Nevada Weed Management Association

Early Detection Rapid Response (EDRR)


Early detection and rapid response (EDRR) is the second most important  action one can take after prevention. Early detection and rapid response  is built upon two principles: 1) Detect and identify an invasive  species as early as possible and 2) Immediately contain and eliminate  the invasive species and its threat of invasion.

The EDRR approach is beneficial both environmentally and economically  because eradicating an invasive species before it can become well  established saves money, time, resources and landscapes. Early detection  of new infestations, however, requires vigilance and regular monitoring  of an area and its surrounding ecosystem. A successful EDRR program  consists of monitoring, inventory development, treatment and  post-treatment monitoring. It is imperative that monitoring is conducted  regularly and methodically to achieve the greatest level of success.


One of the primary tools in managing noxious weeds is identifying the  location and extent of infestation. Mapping these sites allows weed  managers and landowners to identify areas that need control actions  taken, locate areas threatened by potential spread, determine how and by  what methods the weeds are spreading and help determine the financial  and environmental costs to be incurred.

The first step in mapping weed infestations is to conduct surveys of  areas within the weed's potential range. This mapping can be done in the  form of intense, scientifically-based surveying performed by  professionals or by a landowner taking a walk through his or her  property and taking note of what plants are present. When a weed is observed its name and location should be noted, as well as any other  relevant information. If possible, it is best to collect a GPS point as  well.

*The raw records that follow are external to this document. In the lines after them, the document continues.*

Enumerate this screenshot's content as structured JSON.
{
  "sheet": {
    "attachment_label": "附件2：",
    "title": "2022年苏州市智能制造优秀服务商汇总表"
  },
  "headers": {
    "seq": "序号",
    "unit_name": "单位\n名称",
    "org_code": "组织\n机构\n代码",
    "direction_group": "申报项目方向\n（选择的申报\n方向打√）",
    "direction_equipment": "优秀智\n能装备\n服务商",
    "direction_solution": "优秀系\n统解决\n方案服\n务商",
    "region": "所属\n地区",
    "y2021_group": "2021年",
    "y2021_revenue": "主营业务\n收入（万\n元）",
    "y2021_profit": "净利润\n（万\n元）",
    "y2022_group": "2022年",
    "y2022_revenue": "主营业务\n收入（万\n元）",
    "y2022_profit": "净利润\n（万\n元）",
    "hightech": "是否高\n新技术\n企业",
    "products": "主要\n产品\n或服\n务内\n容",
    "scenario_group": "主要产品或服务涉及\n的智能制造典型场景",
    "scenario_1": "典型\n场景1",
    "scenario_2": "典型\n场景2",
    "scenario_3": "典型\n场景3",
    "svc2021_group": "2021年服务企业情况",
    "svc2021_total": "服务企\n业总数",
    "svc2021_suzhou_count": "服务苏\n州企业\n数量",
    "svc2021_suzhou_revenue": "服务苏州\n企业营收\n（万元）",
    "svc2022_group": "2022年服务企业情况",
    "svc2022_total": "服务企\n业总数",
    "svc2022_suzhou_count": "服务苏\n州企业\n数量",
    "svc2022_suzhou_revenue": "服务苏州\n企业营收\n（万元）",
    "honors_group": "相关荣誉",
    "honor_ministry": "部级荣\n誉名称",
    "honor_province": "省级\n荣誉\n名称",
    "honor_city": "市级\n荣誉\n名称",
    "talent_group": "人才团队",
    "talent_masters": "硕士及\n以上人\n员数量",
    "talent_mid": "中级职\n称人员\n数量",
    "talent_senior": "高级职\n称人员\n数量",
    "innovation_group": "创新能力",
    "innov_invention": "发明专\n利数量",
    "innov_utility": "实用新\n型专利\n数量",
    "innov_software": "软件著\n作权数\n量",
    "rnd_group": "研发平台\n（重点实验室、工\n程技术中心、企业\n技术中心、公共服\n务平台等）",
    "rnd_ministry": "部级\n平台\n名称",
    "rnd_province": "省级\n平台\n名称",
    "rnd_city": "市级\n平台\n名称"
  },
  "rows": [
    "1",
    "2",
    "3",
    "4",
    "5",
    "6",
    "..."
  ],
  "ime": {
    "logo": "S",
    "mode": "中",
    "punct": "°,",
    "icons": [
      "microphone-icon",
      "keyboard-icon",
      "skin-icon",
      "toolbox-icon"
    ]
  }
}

This information should be reported to the local Cooperative Weed  Management Area (CWMA), University of Nevada Cooperative Extension  office or federal land agency office to be included in a map of  infestations in the area.

Reporting and tracking invasive species is critical to protecting  environments threatened with infestation and for raising awareness in  communities. In order to appropriately detect invasive species prior to  establishment, information must be readily available to individuals  surveying and monitoring an area. 

Nevada is is a partner state using the Early Detection &  Distribution Mapping System (EDDMapS) app for use in reporting and learning  more about invasive plants found throughout the state. This invaluable tool is available to both invasive species professionals and the general  public and can be accessed here.

Relevant links

Download a pdf of the Nevada Weed Mapping Standards

Download an Excel file with a Mapping Datasheet Template

Download a pdf of standard Mapping Codes

If you have questions about EDRR, the mapping program or how to take charge of noxious weed management on your property contact NWMA or the Nevada Department of Agriculture.